For Immediate Release
Sophia Chapin, Communications Specialist
The Piedmont Environmental Council
email@example.com, 540-347-2334 x7022
Delaplane, VA. (Dec. 22, 2021) – Over 70 people, from Fairfax to Winchester, gathered at the Blue Valley Vineyard and Winery in Delaplane on Saturday, Dec. 18 to hear from Dr. Katharine Hayhoe, renowned climate scientist and author of the recently published book Saving Us: A Climate Scientist’s Case for Hope and Healing in a Divided World. The Texas-based author read aloud from her book, detailing Yale’s Six Americas and its implications for climate change communication. In conversations on climate change with those of differing opinions, she said “the key is what we have in common, not what divides us.” Further, it’s important to “always talk about positive, constructive solutions,” she said, “because the number one thing we need these days is hope.”
The event was hosted by the Blue Valley Ladies Book Club and co-sponsored by The Piedmont Environmental Council (PEC), Old Town Open Book and Blue Valley Vineyard and Winery. Open Book sold 87 copies of Saving Us to those in attendance; more are available for purchase at the independent bookshop on Warrenton’s Main Street. “I was thrilled to represent the Open Book at this event and learned a lot from Dr. Hayhoe,” said bookseller Alison Zak. “In addition to being a book nerd, I am also passionate about nature, very concerned about climate change, and an advocate for the role of beavers in climate change mitigation.”
During her talk Hayhoe emphasized the importance of joining together with others to take collective action on climate change, like starting a local group that addresses food waste, petitioning institutions to divest from fossil fuels or participating in community science projects. “A great message on finding common ground and common cause,” said Piedmont Environmental Council President Chris Miller. “Climate action is not in conflict with better quality of life, our health or economy. When we add native plants along our streams and rivers in an effort to improve drinking water, we also restore habitat, reduce the heat island effect and take carbon out of the atmosphere,” Miller said.
Audience member Dr. Samantha Adhoot, founder of Virginia Clinicians for Climate Action, gifted Hayhoe a mask with Virginia’s warming stripes, a visual representation of annual temperature change from the 1800s to today. “That’s a great way to start a conversation,” said Hayhoe, “and I love that it’s Virginia.” Citizen’s Climate Lobby, a non-partisan grassroots organization, and The Nature Conservancy, for which Hayhoe is the Chief Scientist, were also present.
A Q&A session with Hayhoe inspired questions, big and small, such as “When are we going to reach a tipping point with our political leaders?” and “How do I talk with my family about climate change over the holidays?”. With each answer, Hayhoe offered not only good advice but an affirmation that everyone can make a difference in addressing climate change.

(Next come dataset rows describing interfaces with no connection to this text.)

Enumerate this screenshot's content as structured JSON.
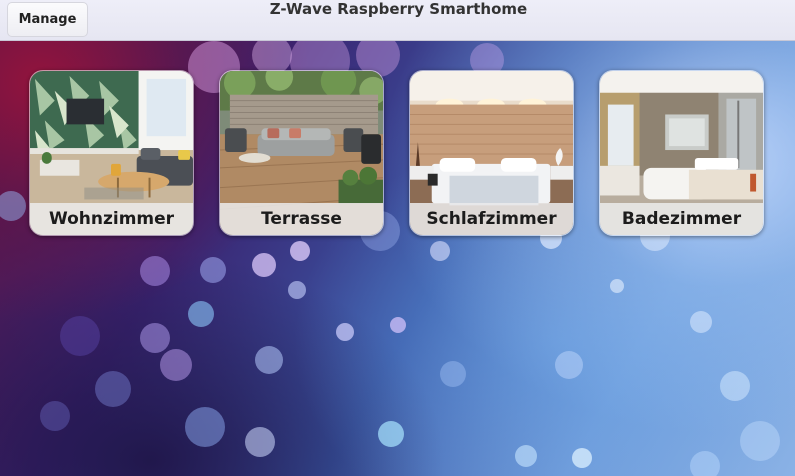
{
  "header": {
    "manage_label": "Manage",
    "title": "Z-Wave Raspberry Smarthome"
  },
  "rooms": [
    {
      "label": "Wohnzimmer",
      "icon": "living-room-photo"
    },
    {
      "label": "Terrasse",
      "icon": "terrace-photo"
    },
    {
      "label": "Schlafzimmer",
      "icon": "bedroom-photo"
    },
    {
      "label": "Badezimmer",
      "icon": "bathroom-photo"
    }
  ],
  "colors": {
    "header_bg": "#e6e6f2",
    "label_bg": "#ebebeb",
    "text": "#1c1c1c"
  }
}
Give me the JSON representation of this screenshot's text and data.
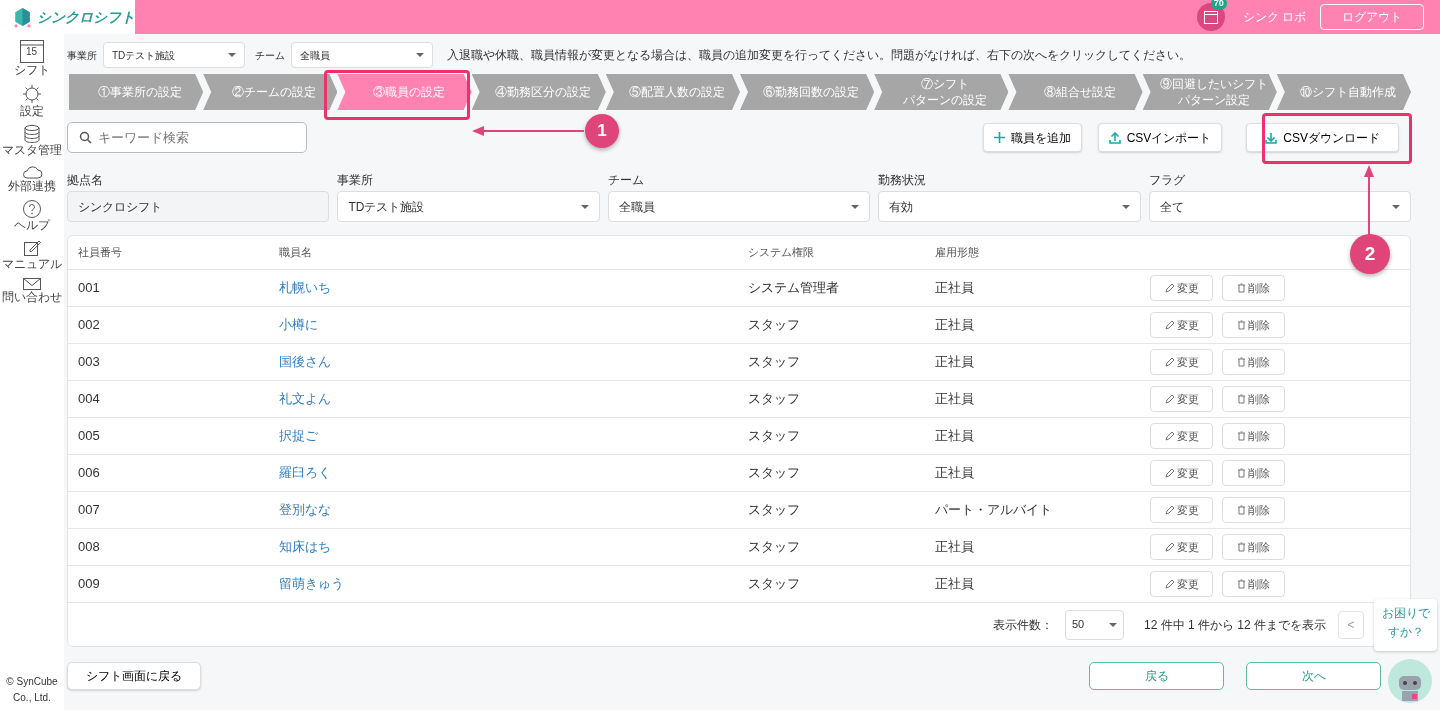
{
  "header": {
    "logo_text": "シンクロシフト",
    "notification_count": "70",
    "user_name": "シンク ロボ",
    "logout": "ログアウト"
  },
  "sidebar": {
    "items": [
      {
        "label": "シフト",
        "badge": "15"
      },
      {
        "label": "設定"
      },
      {
        "label": "マスタ管理"
      },
      {
        "label": "外部連携"
      },
      {
        "label": "ヘルプ"
      },
      {
        "label": "マニュアル"
      },
      {
        "label": "問い合わせ"
      }
    ],
    "copyright": [
      "© SynCube",
      "Co., Ltd."
    ]
  },
  "toolbar": {
    "office_label": "事業所",
    "office_value": "TDテスト施設",
    "team_label": "チーム",
    "team_value": "全職員",
    "notice": "入退職や休職、職員情報が変更となる場合は、職員の追加変更を行ってください。問題がなければ、右下の次へをクリックしてください。"
  },
  "steps": [
    {
      "lines": [
        "①事業所の設定"
      ],
      "selected": false
    },
    {
      "lines": [
        "②チームの設定"
      ],
      "selected": false
    },
    {
      "lines": [
        "③職員の設定"
      ],
      "selected": true
    },
    {
      "lines": [
        "④勤務区分の設定"
      ],
      "selected": false
    },
    {
      "lines": [
        "⑤配置人数の設定"
      ],
      "selected": false
    },
    {
      "lines": [
        "⑥勤務回数の設定"
      ],
      "selected": false
    },
    {
      "lines": [
        "⑦シフト",
        "パターンの設定"
      ],
      "selected": false
    },
    {
      "lines": [
        "⑧組合せ設定"
      ],
      "selected": false
    },
    {
      "lines": [
        "⑨回避したいシフト",
        "パターン設定"
      ],
      "selected": false
    },
    {
      "lines": [
        "⑩シフト自動作成"
      ],
      "selected": false
    }
  ],
  "search": {
    "placeholder": "キーワード検索"
  },
  "actions": [
    {
      "label": "職員を追加",
      "kind": "add"
    },
    {
      "label": "CSVインポート",
      "kind": "import"
    },
    {
      "label": "CSVダウンロード",
      "kind": "download"
    }
  ],
  "filters": [
    {
      "label": "拠点名",
      "value": "シンクロシフト",
      "kind": "text"
    },
    {
      "label": "事業所",
      "value": "TDテスト施設",
      "kind": "select"
    },
    {
      "label": "チーム",
      "value": "全職員",
      "kind": "select"
    },
    {
      "label": "勤務状況",
      "value": "有効",
      "kind": "select"
    },
    {
      "label": "フラグ",
      "value": "全て",
      "kind": "select"
    }
  ],
  "table": {
    "columns": [
      "社員番号",
      "職員名",
      "システム権限",
      "雇用形態"
    ],
    "rows": [
      {
        "cells": [
          "001",
          "札幌いち",
          "システム管理者",
          "正社員"
        ],
        "actions": [
          "変更",
          "削除"
        ]
      },
      {
        "cells": [
          "002",
          "小樽に",
          "スタッフ",
          "正社員"
        ],
        "actions": [
          "変更",
          "削除"
        ]
      },
      {
        "cells": [
          "003",
          "国後さん",
          "スタッフ",
          "正社員"
        ],
        "actions": [
          "変更",
          "削除"
        ]
      },
      {
        "cells": [
          "004",
          "礼文よん",
          "スタッフ",
          "正社員"
        ],
        "actions": [
          "変更",
          "削除"
        ]
      },
      {
        "cells": [
          "005",
          "択捉ご",
          "スタッフ",
          "正社員"
        ],
        "actions": [
          "変更",
          "削除"
        ]
      },
      {
        "cells": [
          "006",
          "羅臼ろく",
          "スタッフ",
          "正社員"
        ],
        "actions": [
          "変更",
          "削除"
        ]
      },
      {
        "cells": [
          "007",
          "登別なな",
          "スタッフ",
          "パート・アルバイト"
        ],
        "actions": [
          "変更",
          "削除"
        ]
      },
      {
        "cells": [
          "008",
          "知床はち",
          "スタッフ",
          "正社員"
        ],
        "actions": [
          "変更",
          "削除"
        ]
      },
      {
        "cells": [
          "009",
          "留萌きゅう",
          "スタッフ",
          "正社員"
        ],
        "actions": [
          "変更",
          "削除"
        ]
      }
    ]
  },
  "pagination": {
    "per_page_label": "表示件数：",
    "per_page": "50",
    "summary": "12 件中 1 件から 12 件までを表示",
    "prev": "<"
  },
  "footer": {
    "back_to_shift": "シフト画面に戻る",
    "back": "戻る",
    "next": "次へ"
  },
  "help_bubble": [
    "お困りで",
    "すか？"
  ],
  "annotations": [
    {
      "number": "1",
      "kind": "step"
    },
    {
      "number": "2",
      "kind": "download"
    }
  ]
}
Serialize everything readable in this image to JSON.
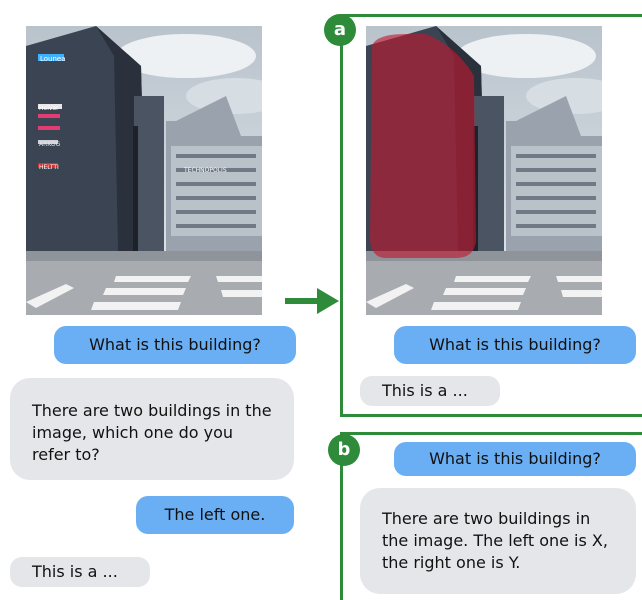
{
  "photo": {
    "building_signs": [
      "Lounea",
      "Helvar",
      "ARKOG",
      "HELTTI"
    ],
    "right_building_sign": "TECHNOPOLIS"
  },
  "left_conversation": {
    "user_message_1": "What is this building?",
    "bot_message_1": "There are two buildings in the image, which one do you refer to?",
    "user_message_2": "The left one.",
    "bot_message_2": "This is a ..."
  },
  "panel_a": {
    "label": "a",
    "user_message": "What is this building?",
    "bot_message": "This is a ...",
    "highlight_color": "#c0182f"
  },
  "panel_b": {
    "label": "b",
    "user_message": "What is this building?",
    "bot_message": "There are two buildings in the image. The left one is X, the right one is Y."
  },
  "colors": {
    "user_bubble": "#6aaef4",
    "bot_bubble": "#e5e6e9",
    "accent": "#2e8b3a"
  }
}
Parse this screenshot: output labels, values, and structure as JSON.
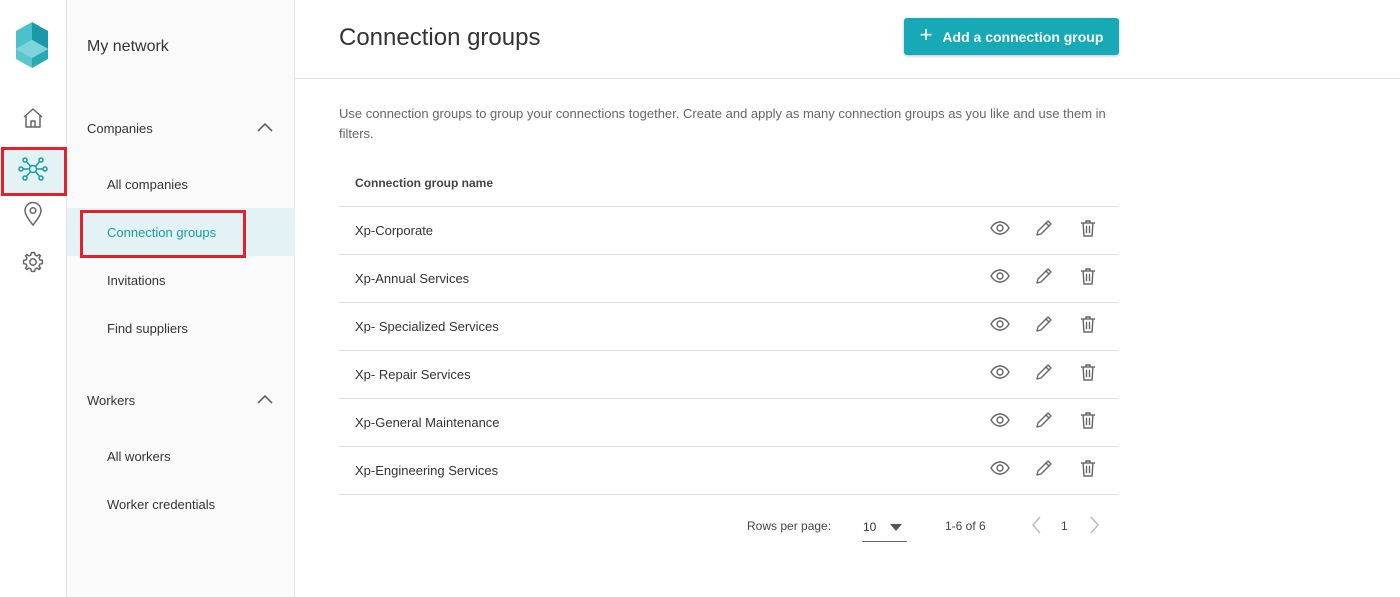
{
  "nav": {
    "home_icon": "home-icon",
    "network_icon": "network-icon",
    "location_icon": "location-pin-icon",
    "settings_icon": "gear-icon"
  },
  "sidebar": {
    "title": "My network",
    "sections": [
      {
        "label": "Companies",
        "items": [
          "All companies",
          "Connection groups",
          "Invitations",
          "Find suppliers"
        ]
      },
      {
        "label": "Workers",
        "items": [
          "All workers",
          "Worker credentials"
        ]
      }
    ]
  },
  "header": {
    "title": "Connection groups",
    "add_button": "Add a connection group"
  },
  "description": "Use connection groups to group your connections together. Create and apply as many connection groups as you like and use them in filters.",
  "table": {
    "column": "Connection group name",
    "rows": [
      "Xp-Corporate",
      "Xp-Annual Services",
      "Xp- Specialized Services",
      "Xp- Repair Services",
      "Xp-General Maintenance",
      "Xp-Engineering Services"
    ]
  },
  "pagination": {
    "rows_label": "Rows per page:",
    "rows_value": "10",
    "range": "1-6 of 6",
    "page": "1"
  },
  "colors": {
    "accent": "#17a9b6",
    "active_bg": "#e3f3f5",
    "highlight": "#e0222e"
  }
}
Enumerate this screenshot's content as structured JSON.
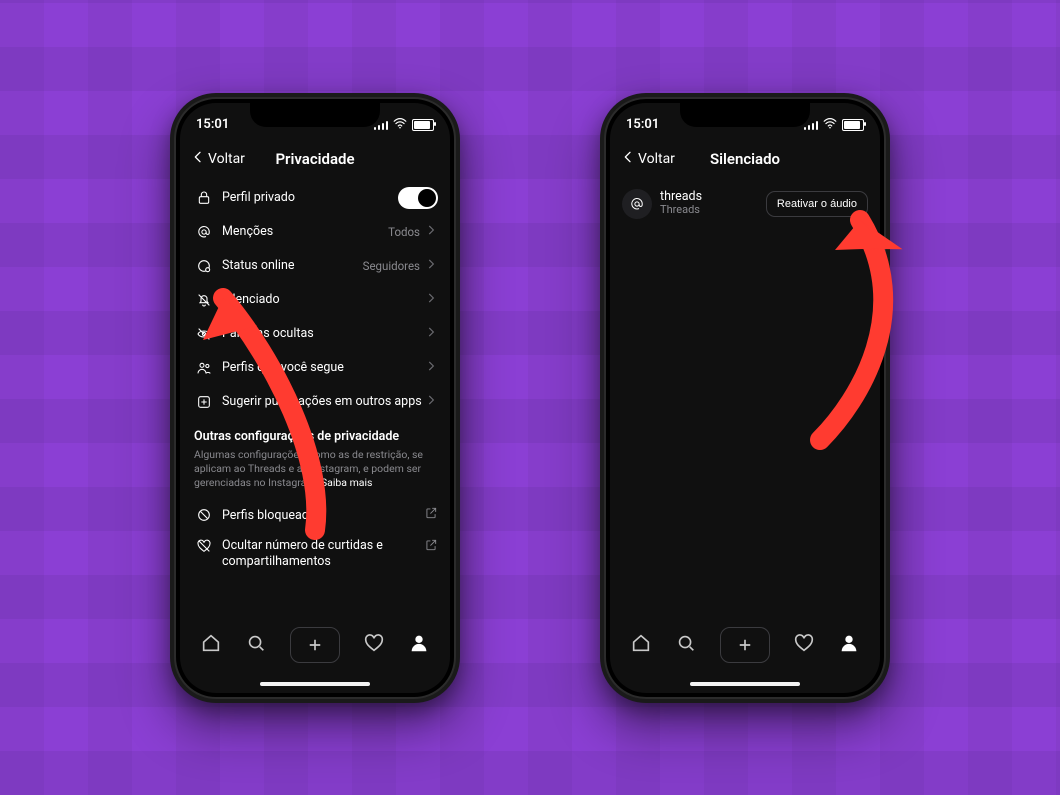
{
  "status": {
    "time": "15:01"
  },
  "left": {
    "back": "Voltar",
    "title": "Privacidade",
    "rows": {
      "private": "Perfil privado",
      "mentions": {
        "label": "Menções",
        "value": "Todos"
      },
      "online": {
        "label": "Status online",
        "value": "Seguidores"
      },
      "muted": "Silenciado",
      "hidden": "Palavras ocultas",
      "follows": "Perfis que você segue",
      "suggest": "Sugerir publicações em outros apps"
    },
    "section": {
      "title": "Outras configurações de privacidade",
      "desc": "Algumas configurações, como as de restrição, se aplicam ao Threads e ao Instagram, e podem ser gerenciadas no Instagram. ",
      "more": "Saiba mais"
    },
    "extra": {
      "blocked": "Perfis bloqueados",
      "hidelikes": "Ocultar número de curtidas e compartilhamentos"
    }
  },
  "right": {
    "back": "Voltar",
    "title": "Silenciado",
    "item": {
      "username": "threads",
      "display": "Threads",
      "action": "Reativar o áudio"
    }
  }
}
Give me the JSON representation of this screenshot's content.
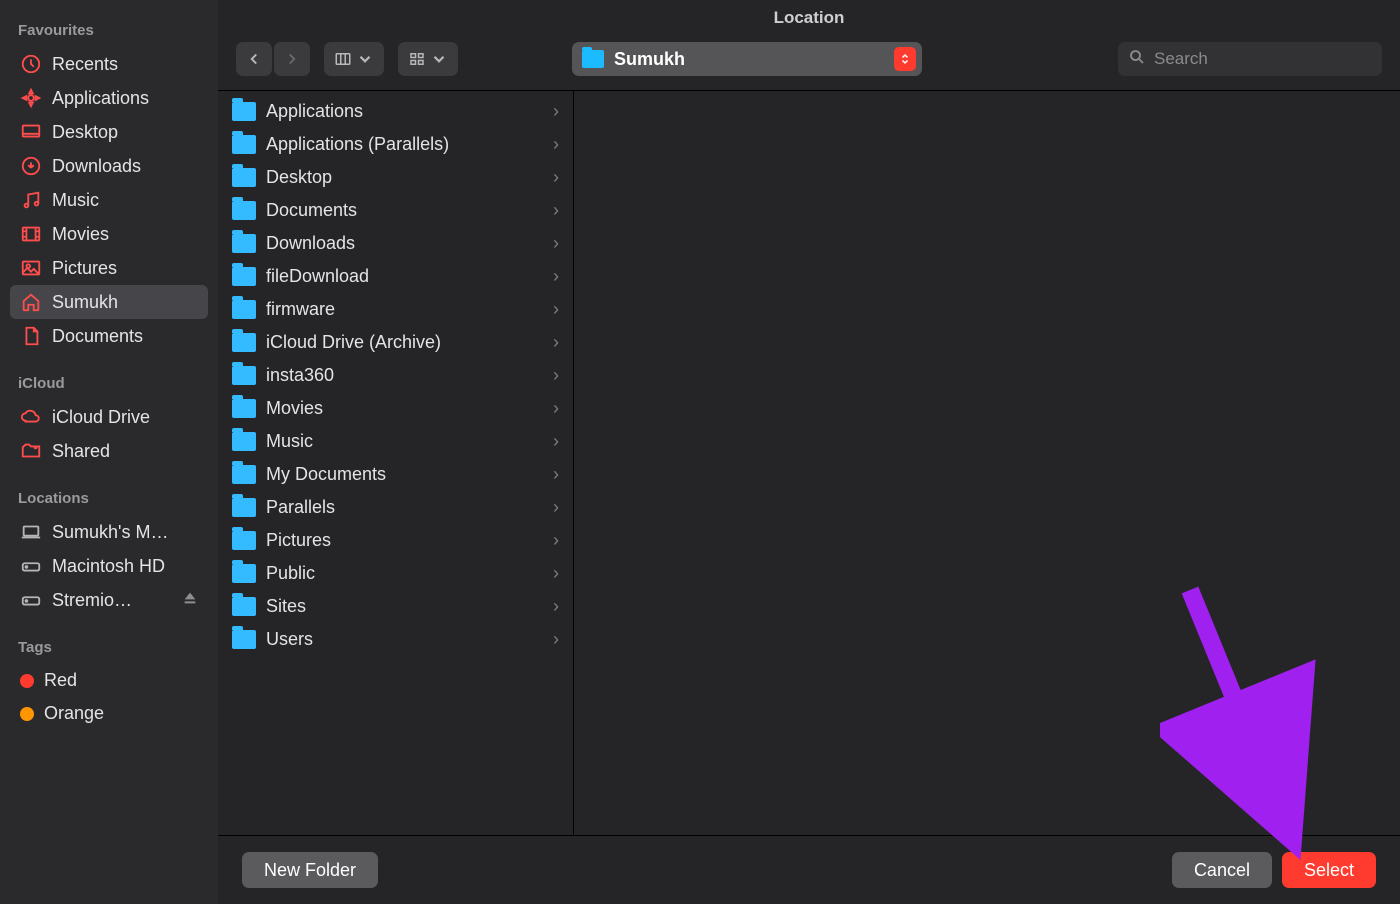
{
  "title": "Location",
  "sidebar": {
    "favourites": {
      "heading": "Favourites",
      "items": [
        {
          "icon": "recents",
          "label": "Recents"
        },
        {
          "icon": "applications",
          "label": "Applications"
        },
        {
          "icon": "desktop",
          "label": "Desktop"
        },
        {
          "icon": "downloads",
          "label": "Downloads"
        },
        {
          "icon": "music",
          "label": "Music"
        },
        {
          "icon": "movies",
          "label": "Movies"
        },
        {
          "icon": "pictures",
          "label": "Pictures"
        },
        {
          "icon": "home",
          "label": "Sumukh",
          "active": true
        },
        {
          "icon": "documents",
          "label": "Documents"
        }
      ]
    },
    "icloud": {
      "heading": "iCloud",
      "items": [
        {
          "icon": "cloud",
          "label": "iCloud Drive"
        },
        {
          "icon": "shared",
          "label": "Shared"
        }
      ]
    },
    "locations": {
      "heading": "Locations",
      "items": [
        {
          "icon": "laptop",
          "label": "Sumukh's M…",
          "mono": true
        },
        {
          "icon": "disk",
          "label": "Macintosh HD",
          "mono": true
        },
        {
          "icon": "disk",
          "label": "Stremio…",
          "mono": true,
          "eject": true
        }
      ]
    },
    "tags": {
      "heading": "Tags",
      "items": [
        {
          "color": "#ff3b30",
          "label": "Red"
        },
        {
          "color": "#ff9500",
          "label": "Orange"
        }
      ]
    }
  },
  "toolbar": {
    "path": "Sumukh",
    "search_placeholder": "Search"
  },
  "folders": [
    "Applications",
    "Applications (Parallels)",
    "Desktop",
    "Documents",
    "Downloads",
    "fileDownload",
    "firmware",
    "iCloud Drive (Archive)",
    "insta360",
    "Movies",
    "Music",
    "My Documents",
    "Parallels",
    "Pictures",
    "Public",
    "Sites",
    "Users"
  ],
  "footer": {
    "new_folder": "New Folder",
    "cancel": "Cancel",
    "select": "Select"
  }
}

“Katharine’s genuine enthusiasm and patience for finding common ground with our neighbors brought forth so much authentic conversation from the audience,” said one attendee, “I was blown away.”
When challenged on how she addresses arguments on the climate impact of raising cattle or international travel, Hayhoe noted that climate solutions will create more choice, rather than less. “I hear people [from both sides of the political spectrum] say the only solution to climate change is to stop doing everything,” she said, “and my point is, we need to do everything smarter and better.” For example, airlines can switch to plant-based, net-zero emissions fuel, and consumers can buy local, sustainably-sourced food from farmers that manage their pastures for carbon sequestration. These solutions cut the emissions from extracting crude oil and raising beef internationally, which is tied to tropical rainforest deforestation. By avoiding all-or-nothing framing of action and encouraging self-determination, Hayhoe argues that all of us can get on board with climate solutions, no matter who we are. “[These solutions] help us be a more genuine version of who we want to be [as individuals and as a society],” she explained.
Later on, with books and wine in hand, audience members lined up to meet Hayhoe and have their copies signed. Many briefly chatted with her about who the copies were for, intended as holiday gifts for friends and family, and their experience reading the book.
“After listening to Katharine, I’m convinced that she can connect with anyone on the planet about climate change. […] Her book, Saving Us, has the power to be as influential on human-environmental awareness and action as Rachel Carson’s Silent Spring,” said Warrenton resident Kim Bridges.